PondWorld has a NEW Facebook page Follow PondWorld on our NEW Facebook page


PondWorld is proud to be an OASE Authorized Web Retailer

Pond Winterization
Browse Categories
Pondworld.com Learning Center
Browse by Manufacturer

"Great service and EXCELLENT packaging, after a couple of years buying from various websites I believe I have found my pond supplier!"
-Laurie C., California

"I just had the pleasure of placing an order with your company.Cathy was an absolute jewel - she was patient, knowledgeable and extremely helpful in helping me select the appropriate items for my needs. It has been a true pleasure doing business with you."
Scotty D., South Carolina

Bookmark and Share

Learn About the Water Cycle

Author:

The water cycle, also known as the hydrologic cycle, describes the movement of water below and above the earth’s surface. The water cycle is a basic component for sustaining life on earth. It helps to purify water, provide freshwater to the land, and transport minerals to various parts of the Earth. Water covers 70 % of the Earth’s surface and 97.5% of the Earth’s water is found in oceans. Only about 2.4% of water is on land while the atmosphere holds about 0.001% of the total water content. The total precipitation of water on earth is more than 30 times the content which the atmosphere can hold. The water cycle passes through a number of processes in one cycle.

Evaporation

Evaporation is a process in which water transforms into gas and moves into the atmosphere. Solar radiation is needed for evaporation of water from the surface of major water reservoirs. Transpiration from plants is also included in evaporation.

Transpiration

Water found in plants and soil is transformed into vapor through the process of transpiration. The water vapor contained in the plant is lost through the roots, flowers, stems, and leaves. The stomata in the leaves allow transpiration to take place on the surface.

Condensation

Condensation is the opposite of evaporation. The gaseous phase of water is changed to the liquid phase. The water vapor converts into droplets of water to form clouds or fogs.
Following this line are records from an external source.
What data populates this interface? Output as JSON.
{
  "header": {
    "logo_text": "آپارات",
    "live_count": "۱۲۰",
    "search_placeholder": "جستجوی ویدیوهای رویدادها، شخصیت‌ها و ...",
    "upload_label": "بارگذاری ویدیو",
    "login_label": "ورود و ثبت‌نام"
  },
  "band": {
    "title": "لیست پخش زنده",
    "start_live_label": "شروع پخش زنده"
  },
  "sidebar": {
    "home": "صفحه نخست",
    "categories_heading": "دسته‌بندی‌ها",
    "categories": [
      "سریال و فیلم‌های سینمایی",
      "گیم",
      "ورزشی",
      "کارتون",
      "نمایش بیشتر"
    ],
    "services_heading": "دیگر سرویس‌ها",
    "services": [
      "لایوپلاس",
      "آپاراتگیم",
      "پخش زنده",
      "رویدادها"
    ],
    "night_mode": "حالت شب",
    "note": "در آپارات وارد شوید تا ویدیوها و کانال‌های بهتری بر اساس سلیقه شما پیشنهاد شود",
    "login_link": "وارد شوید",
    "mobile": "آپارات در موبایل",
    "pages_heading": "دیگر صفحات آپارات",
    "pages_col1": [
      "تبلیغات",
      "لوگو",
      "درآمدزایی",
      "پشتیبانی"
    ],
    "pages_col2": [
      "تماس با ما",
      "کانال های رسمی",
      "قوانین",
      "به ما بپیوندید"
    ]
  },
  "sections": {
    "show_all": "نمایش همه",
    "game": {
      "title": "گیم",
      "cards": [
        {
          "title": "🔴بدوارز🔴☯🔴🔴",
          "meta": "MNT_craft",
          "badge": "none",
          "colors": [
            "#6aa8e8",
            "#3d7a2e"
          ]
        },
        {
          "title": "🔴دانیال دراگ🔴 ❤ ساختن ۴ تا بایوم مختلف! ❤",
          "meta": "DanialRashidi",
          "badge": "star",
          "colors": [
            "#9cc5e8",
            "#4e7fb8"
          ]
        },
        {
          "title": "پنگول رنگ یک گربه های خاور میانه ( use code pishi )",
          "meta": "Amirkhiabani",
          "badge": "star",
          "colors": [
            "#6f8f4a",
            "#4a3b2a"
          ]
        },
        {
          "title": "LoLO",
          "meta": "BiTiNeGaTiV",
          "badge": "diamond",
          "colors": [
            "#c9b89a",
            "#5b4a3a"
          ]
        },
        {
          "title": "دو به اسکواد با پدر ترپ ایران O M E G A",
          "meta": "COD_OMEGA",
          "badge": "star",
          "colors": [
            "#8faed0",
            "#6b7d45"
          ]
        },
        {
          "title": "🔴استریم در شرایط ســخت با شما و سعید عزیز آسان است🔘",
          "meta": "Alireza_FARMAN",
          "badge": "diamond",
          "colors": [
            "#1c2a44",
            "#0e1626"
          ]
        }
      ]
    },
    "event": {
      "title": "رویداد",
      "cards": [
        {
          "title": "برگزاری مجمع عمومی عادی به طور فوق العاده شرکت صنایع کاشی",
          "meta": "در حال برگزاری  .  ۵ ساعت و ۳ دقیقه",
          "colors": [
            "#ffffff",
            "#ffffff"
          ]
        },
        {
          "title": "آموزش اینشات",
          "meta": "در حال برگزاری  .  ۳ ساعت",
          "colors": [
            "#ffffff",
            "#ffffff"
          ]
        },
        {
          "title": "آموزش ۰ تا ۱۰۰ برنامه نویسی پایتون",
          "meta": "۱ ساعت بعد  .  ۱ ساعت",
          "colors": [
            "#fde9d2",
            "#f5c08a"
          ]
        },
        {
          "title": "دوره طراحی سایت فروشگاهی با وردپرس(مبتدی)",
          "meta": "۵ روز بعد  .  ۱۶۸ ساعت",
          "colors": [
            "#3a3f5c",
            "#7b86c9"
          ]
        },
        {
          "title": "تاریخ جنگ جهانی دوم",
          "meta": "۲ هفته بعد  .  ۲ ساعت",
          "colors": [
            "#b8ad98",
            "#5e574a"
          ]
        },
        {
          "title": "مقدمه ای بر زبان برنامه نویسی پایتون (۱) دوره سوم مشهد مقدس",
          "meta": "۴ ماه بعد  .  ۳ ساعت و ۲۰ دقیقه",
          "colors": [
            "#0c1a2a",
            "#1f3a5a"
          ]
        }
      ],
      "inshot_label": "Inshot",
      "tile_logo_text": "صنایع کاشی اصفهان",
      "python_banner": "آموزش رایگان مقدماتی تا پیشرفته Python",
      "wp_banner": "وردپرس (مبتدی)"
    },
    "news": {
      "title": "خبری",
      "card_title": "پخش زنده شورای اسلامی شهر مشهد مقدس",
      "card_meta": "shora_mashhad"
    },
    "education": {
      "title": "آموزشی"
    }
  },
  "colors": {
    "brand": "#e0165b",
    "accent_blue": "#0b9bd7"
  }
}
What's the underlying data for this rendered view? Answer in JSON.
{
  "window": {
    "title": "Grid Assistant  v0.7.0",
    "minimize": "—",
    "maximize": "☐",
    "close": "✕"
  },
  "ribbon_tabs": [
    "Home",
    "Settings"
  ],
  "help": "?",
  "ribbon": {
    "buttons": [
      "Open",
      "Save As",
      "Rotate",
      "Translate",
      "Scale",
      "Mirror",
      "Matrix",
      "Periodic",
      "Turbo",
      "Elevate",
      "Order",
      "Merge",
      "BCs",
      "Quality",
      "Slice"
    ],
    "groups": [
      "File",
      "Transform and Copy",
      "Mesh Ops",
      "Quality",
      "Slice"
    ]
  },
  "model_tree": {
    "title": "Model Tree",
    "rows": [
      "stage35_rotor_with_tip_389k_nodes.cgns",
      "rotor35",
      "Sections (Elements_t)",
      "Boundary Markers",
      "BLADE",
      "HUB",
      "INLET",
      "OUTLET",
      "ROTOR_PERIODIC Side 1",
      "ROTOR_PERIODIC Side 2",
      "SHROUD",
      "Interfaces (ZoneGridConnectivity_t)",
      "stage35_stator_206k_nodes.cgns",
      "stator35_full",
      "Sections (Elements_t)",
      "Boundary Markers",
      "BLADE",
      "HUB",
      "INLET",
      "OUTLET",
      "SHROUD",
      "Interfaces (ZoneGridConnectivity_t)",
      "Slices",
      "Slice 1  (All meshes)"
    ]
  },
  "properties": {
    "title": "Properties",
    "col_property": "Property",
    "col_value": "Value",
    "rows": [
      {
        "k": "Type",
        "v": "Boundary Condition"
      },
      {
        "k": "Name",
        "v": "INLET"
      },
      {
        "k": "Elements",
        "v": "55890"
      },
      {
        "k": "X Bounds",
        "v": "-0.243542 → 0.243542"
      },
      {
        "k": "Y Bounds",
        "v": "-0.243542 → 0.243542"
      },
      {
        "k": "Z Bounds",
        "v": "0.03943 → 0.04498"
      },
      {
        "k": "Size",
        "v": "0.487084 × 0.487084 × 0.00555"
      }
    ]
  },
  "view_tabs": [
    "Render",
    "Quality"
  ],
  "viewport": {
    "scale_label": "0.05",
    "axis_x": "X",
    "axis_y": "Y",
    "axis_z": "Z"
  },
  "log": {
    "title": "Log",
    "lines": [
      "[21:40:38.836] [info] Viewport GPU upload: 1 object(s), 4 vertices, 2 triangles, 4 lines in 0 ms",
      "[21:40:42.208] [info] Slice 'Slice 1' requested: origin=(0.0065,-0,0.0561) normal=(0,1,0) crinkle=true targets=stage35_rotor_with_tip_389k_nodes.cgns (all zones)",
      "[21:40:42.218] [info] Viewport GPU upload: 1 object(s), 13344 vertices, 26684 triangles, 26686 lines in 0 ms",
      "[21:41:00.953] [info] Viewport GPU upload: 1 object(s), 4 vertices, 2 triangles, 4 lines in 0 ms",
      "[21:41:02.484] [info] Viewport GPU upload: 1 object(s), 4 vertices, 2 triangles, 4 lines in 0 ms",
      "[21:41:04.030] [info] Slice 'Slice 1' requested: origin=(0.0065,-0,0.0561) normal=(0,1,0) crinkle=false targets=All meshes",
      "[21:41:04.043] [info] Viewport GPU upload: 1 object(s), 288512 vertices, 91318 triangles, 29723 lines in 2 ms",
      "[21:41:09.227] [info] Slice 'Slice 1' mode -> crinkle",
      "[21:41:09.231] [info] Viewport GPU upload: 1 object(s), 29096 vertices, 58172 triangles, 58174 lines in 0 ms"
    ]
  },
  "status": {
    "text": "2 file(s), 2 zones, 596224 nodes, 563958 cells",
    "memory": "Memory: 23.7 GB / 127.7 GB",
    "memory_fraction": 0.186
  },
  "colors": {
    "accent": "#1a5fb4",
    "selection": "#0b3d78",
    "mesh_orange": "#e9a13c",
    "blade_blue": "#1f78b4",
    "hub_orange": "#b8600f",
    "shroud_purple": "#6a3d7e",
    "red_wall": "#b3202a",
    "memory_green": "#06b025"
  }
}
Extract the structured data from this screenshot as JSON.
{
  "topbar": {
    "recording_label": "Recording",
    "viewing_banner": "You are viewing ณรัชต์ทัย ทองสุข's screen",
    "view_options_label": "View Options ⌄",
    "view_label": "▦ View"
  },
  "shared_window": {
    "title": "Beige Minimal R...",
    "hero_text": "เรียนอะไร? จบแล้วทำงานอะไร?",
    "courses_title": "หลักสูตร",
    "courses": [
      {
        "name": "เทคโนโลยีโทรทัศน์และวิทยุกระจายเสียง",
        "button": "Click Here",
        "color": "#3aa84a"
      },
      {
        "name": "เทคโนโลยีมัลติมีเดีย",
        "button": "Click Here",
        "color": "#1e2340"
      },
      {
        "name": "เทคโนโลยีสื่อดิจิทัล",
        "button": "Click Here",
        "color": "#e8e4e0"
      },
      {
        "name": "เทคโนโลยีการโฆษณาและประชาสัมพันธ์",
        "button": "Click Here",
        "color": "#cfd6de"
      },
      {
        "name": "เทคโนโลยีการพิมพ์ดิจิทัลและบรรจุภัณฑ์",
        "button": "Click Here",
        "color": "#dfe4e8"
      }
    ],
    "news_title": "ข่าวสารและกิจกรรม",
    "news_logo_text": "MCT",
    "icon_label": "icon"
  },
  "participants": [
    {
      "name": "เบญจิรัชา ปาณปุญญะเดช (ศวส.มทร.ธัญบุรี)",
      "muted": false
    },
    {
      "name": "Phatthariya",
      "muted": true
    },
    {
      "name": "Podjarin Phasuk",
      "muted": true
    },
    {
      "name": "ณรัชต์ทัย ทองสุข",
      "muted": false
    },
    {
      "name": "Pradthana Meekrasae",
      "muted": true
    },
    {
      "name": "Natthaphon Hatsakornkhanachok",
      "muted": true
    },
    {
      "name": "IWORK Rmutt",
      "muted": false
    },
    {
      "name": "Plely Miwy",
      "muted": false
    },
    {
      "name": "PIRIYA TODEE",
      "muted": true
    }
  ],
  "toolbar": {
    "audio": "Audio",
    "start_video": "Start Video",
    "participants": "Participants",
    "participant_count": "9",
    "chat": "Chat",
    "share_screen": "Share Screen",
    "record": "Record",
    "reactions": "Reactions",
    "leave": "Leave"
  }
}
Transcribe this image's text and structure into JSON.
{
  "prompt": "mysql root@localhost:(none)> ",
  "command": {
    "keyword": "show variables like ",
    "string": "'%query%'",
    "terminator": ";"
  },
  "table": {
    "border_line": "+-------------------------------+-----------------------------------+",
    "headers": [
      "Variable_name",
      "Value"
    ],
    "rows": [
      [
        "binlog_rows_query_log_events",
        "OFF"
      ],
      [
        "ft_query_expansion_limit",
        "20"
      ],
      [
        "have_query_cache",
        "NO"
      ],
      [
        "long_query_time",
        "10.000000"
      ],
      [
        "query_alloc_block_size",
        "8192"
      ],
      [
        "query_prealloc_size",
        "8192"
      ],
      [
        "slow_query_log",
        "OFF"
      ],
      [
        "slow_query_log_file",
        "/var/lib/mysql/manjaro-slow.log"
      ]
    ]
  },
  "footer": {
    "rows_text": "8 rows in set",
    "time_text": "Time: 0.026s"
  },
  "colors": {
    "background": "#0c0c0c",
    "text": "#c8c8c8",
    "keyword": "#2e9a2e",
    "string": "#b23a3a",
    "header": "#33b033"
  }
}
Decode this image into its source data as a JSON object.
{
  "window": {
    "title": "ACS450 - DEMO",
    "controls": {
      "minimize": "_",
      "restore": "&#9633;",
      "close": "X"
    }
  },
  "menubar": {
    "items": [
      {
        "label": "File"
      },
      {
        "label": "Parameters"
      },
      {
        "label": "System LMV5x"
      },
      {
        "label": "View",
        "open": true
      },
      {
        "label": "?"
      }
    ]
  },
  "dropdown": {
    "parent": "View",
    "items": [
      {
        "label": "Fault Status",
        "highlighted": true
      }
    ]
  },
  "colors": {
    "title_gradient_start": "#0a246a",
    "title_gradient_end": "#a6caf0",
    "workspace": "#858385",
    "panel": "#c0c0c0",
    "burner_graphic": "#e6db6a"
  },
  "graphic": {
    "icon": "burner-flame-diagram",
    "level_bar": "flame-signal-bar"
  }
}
This process is called condensation.

Transport

Air currents are formed by pressure, temperature or impurity differences in atmospheric concentration. The air current moves the vapors up. In low temperature, the water condenses to form clouds. Air currents transport clouds from one place to another.

Precipitation

The clouds of condensed water vapor collide, growing in size and weight. Later, it falls to the surface of earth as precipitation. Rain is the most common form of precipitation. Other forms include fog drip, snow, hail, and sleet.

Infiltration

Infiltration refers to the process in which the precipitated water flows into the ground. The water either collects in the soil to form soil moisture or it gets collected below the earth’s surface to form groundwater.

Runoff

There are a number of methodologies by which the movement of water takes place in the various regions of Earth. The movement of water is called runoff. Some of the ways in which water is stored on the Earth’s surface are lakes and reservoirs. The water can evaporate from the surface and it can be extracted into the soil for agriculture. In the pure form, water can be used by human beings for drinking and cleaning.

The content of water on earth remains constant as water moves from one form of reservoir to another. Water can be found in the form of ice, vapor or liquid. It can be found in river or oceans. The hydrologic cycle starts as evaporation of water takes place from the surface of ocean due to the heat of sun. At low temperatures, water droplets condense and provide heat to the surrounding environment. The condensed water forms clouds which are transported to other places by air currents. The clouds collide and result in precipitation of water which can remain stored on the caps of mountains for millions of years or it can melt to join a river which, subsequently, falls back into the ocean.

Follow these links to learn more about the water cycle.

  • Droplet: Follow little Droplet to learn about the water cycle.
  • The Water Cycle: Bright, fun description with diagram.
  • Cycle: The USGS provides a summary of the water cycle.
  • Animation: Discover the water cycle in this animated picture.
  • Interactive Lesson: An interesting way to learn about the water cycle.
  • Game: Play this game to understand the water cycle.
  • Round & Round It Goes: Click on the different phases to get more details.
  • Review: A simple explanation of the process.
  • Fun Facts: Bolster your knowledge of the water cycle with these facts!
  • Hydrologic Cycle: A more detailed description of the water cycle.
Popular Pond Supplies